# EXERCISE GOAL:
Run through the records and show each line that includes the string "JSON".

(Web page and app entries)
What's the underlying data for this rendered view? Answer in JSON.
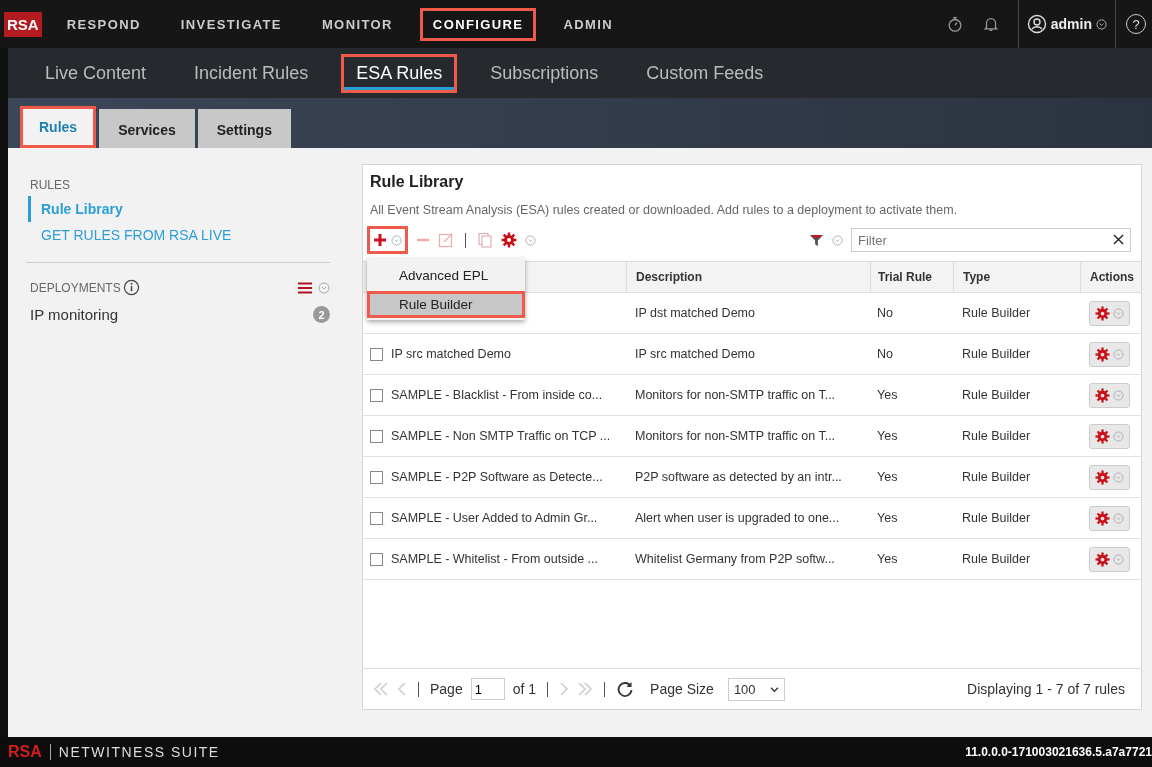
{
  "top_nav": {
    "logo": "RSA",
    "items": [
      {
        "label": "RESPOND",
        "selected": false,
        "highlighted": false
      },
      {
        "label": "INVESTIGATE",
        "selected": false,
        "highlighted": false
      },
      {
        "label": "MONITOR",
        "selected": false,
        "highlighted": false
      },
      {
        "label": "CONFIGURE",
        "selected": true,
        "highlighted": true
      },
      {
        "label": "ADMIN",
        "selected": false,
        "highlighted": false
      }
    ],
    "user": "admin",
    "help": "?"
  },
  "sub_nav": [
    {
      "label": "Live Content",
      "selected": false,
      "highlighted": false
    },
    {
      "label": "Incident Rules",
      "selected": false,
      "highlighted": false
    },
    {
      "label": "ESA Rules",
      "selected": true,
      "highlighted": true
    },
    {
      "label": "Subscriptions",
      "selected": false,
      "highlighted": false
    },
    {
      "label": "Custom Feeds",
      "selected": false,
      "highlighted": false
    }
  ],
  "tabs": [
    {
      "label": "Rules",
      "selected": true,
      "highlighted": true
    },
    {
      "label": "Services",
      "selected": false,
      "highlighted": false
    },
    {
      "label": "Settings",
      "selected": false,
      "highlighted": false
    }
  ],
  "sidebar": {
    "rules_heading": "RULES",
    "items": [
      {
        "label": "Rule Library",
        "selected": true
      },
      {
        "label": "GET RULES FROM RSA LIVE",
        "selected": false
      }
    ],
    "deployments_heading": "DEPLOYMENTS",
    "deployments": [
      {
        "name": "IP monitoring",
        "count": "2"
      }
    ]
  },
  "rule_library": {
    "title": "Rule Library",
    "description": "All Event Stream Analysis (ESA) rules created or downloaded. Add rules to a deployment to activate them.",
    "add_button": {
      "highlighted": true
    },
    "add_menu": [
      {
        "label": "Advanced EPL",
        "highlighted": false
      },
      {
        "label": "Rule Builder",
        "highlighted": true
      }
    ],
    "filter_placeholder": "Filter",
    "columns": [
      "Description",
      "Trial Rule",
      "Type",
      "Actions"
    ],
    "rows": [
      {
        "description": "IP dst matched Demo",
        "trial_rule": "No",
        "type": "Rule Builder"
      },
      {
        "name": "IP src matched Demo",
        "checked": false,
        "description": "IP src matched Demo",
        "trial_rule": "No",
        "type": "Rule Builder"
      },
      {
        "name": "SAMPLE - Blacklist - From inside co...",
        "checked": false,
        "description": "Monitors for non-SMTP traffic on T...",
        "trial_rule": "Yes",
        "type": "Rule Builder"
      },
      {
        "name": "SAMPLE - Non SMTP Traffic on TCP ...",
        "checked": false,
        "description": "Monitors for non-SMTP traffic on T...",
        "trial_rule": "Yes",
        "type": "Rule Builder"
      },
      {
        "name": "SAMPLE - P2P Software as Detecte...",
        "checked": false,
        "description": "P2P software as detected by an intr...",
        "trial_rule": "Yes",
        "type": "Rule Builder"
      },
      {
        "name": "SAMPLE - User Added to Admin Gr...",
        "checked": false,
        "description": "Alert when user is upgraded to one...",
        "trial_rule": "Yes",
        "type": "Rule Builder"
      },
      {
        "name": "SAMPLE - Whitelist - From outside ...",
        "checked": false,
        "description": "Whitelist Germany from P2P softw...",
        "trial_rule": "Yes",
        "type": "Rule Builder"
      }
    ],
    "pagination": {
      "page_label": "Page",
      "page": "1",
      "of": "of 1",
      "page_size_label": "Page Size",
      "page_size": "100",
      "displaying": "Displaying 1 - 7 of 7 rules"
    }
  },
  "footer": {
    "brand": "RSA",
    "product": "NETWITNESS SUITE",
    "version": "11.0.0.0-171003021636.5.a7a7721"
  }
}
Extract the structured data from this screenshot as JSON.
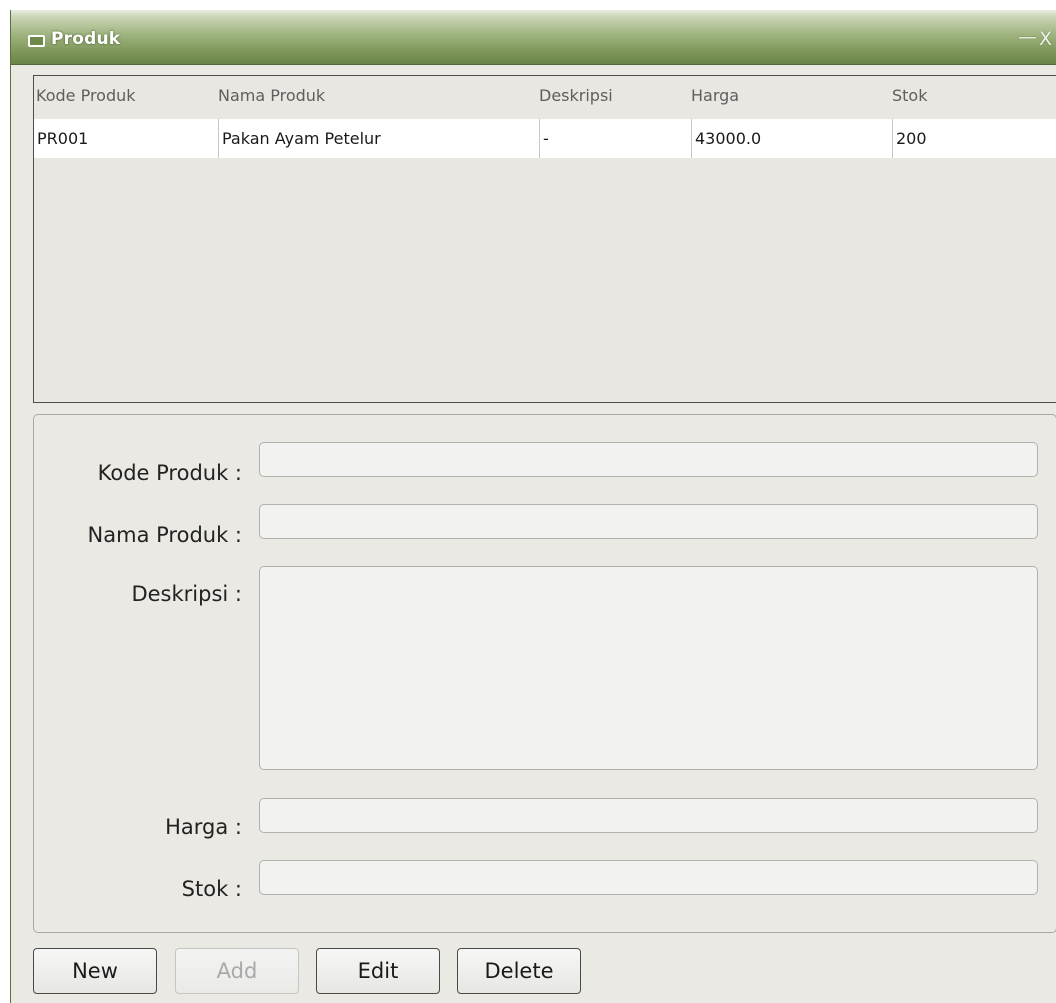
{
  "window": {
    "title": "Produk",
    "minimize_glyph": "—",
    "close_glyph": "X"
  },
  "table": {
    "columns": [
      "Kode Produk",
      "Nama Produk",
      "Deskripsi",
      "Harga",
      "Stok"
    ],
    "rows": [
      [
        "PR001",
        "Pakan Ayam Petelur",
        "-",
        "43000.0",
        "200"
      ]
    ]
  },
  "form": {
    "kode_label": "Kode Produk :",
    "kode_value": "",
    "nama_label": "Nama Produk :",
    "nama_value": "",
    "deskripsi_label": "Deskripsi :",
    "deskripsi_value": "",
    "harga_label": "Harga :",
    "harga_value": "",
    "stok_label": "Stok :",
    "stok_value": ""
  },
  "buttons": {
    "new": "New",
    "add": "Add",
    "edit": "Edit",
    "delete": "Delete"
  },
  "colors": {
    "titlebar": "#7b9457",
    "title_text": "#ffffff"
  }
}
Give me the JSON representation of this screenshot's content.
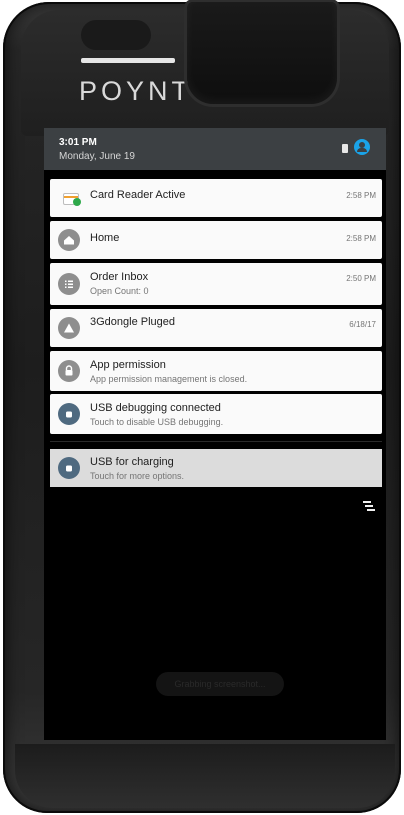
{
  "device": {
    "brand_logo": "POYNT"
  },
  "status_bar": {
    "time": "3:01 PM",
    "date": "Monday, June 19",
    "icons": [
      "sim-card-icon",
      "account-circle-icon"
    ],
    "accent_color": "#1aa3e8"
  },
  "notifications": [
    {
      "title": "Card Reader Active",
      "subtitle": "",
      "time": "2:58 PM",
      "icon": "card-reader-icon"
    },
    {
      "title": "Home",
      "subtitle": "",
      "time": "2:58 PM",
      "icon": "home-icon"
    },
    {
      "title": "Order Inbox",
      "subtitle": "Open Count: 0",
      "time": "2:50 PM",
      "icon": "list-icon"
    },
    {
      "title": "3Gdongle Pluged",
      "subtitle": "",
      "time": "6/18/17",
      "icon": "warning-icon"
    },
    {
      "title": "App permission",
      "subtitle": "App permission management is closed.",
      "time": "",
      "icon": "lock-icon"
    },
    {
      "title": "USB debugging connected",
      "subtitle": "Touch to disable USB debugging.",
      "time": "",
      "icon": "android-icon"
    }
  ],
  "ongoing": {
    "title": "USB for charging",
    "subtitle": "Touch for more options.",
    "icon": "android-icon"
  },
  "toast": "Grabbing screenshot...",
  "colors": {
    "card_bg": "#fafafa",
    "status_bar": "#3c4043",
    "icon_gray": "#8e8e8e",
    "icon_slate": "#4f6a80"
  }
}
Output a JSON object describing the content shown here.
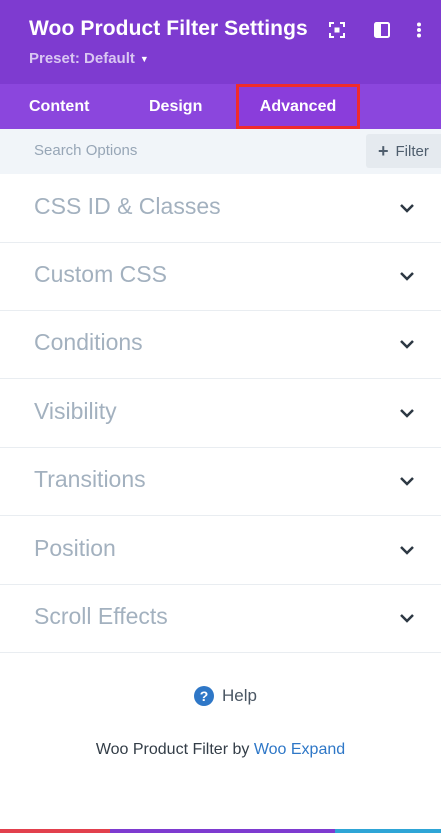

# ANSWER SPACE:
What's the underlying data for this rendered view? Answer in JSON.
Extract the structured data from this screenshot as JSON.
Give me the JSON representation of this screenshot's content.
Output a JSON object describing the content shown here.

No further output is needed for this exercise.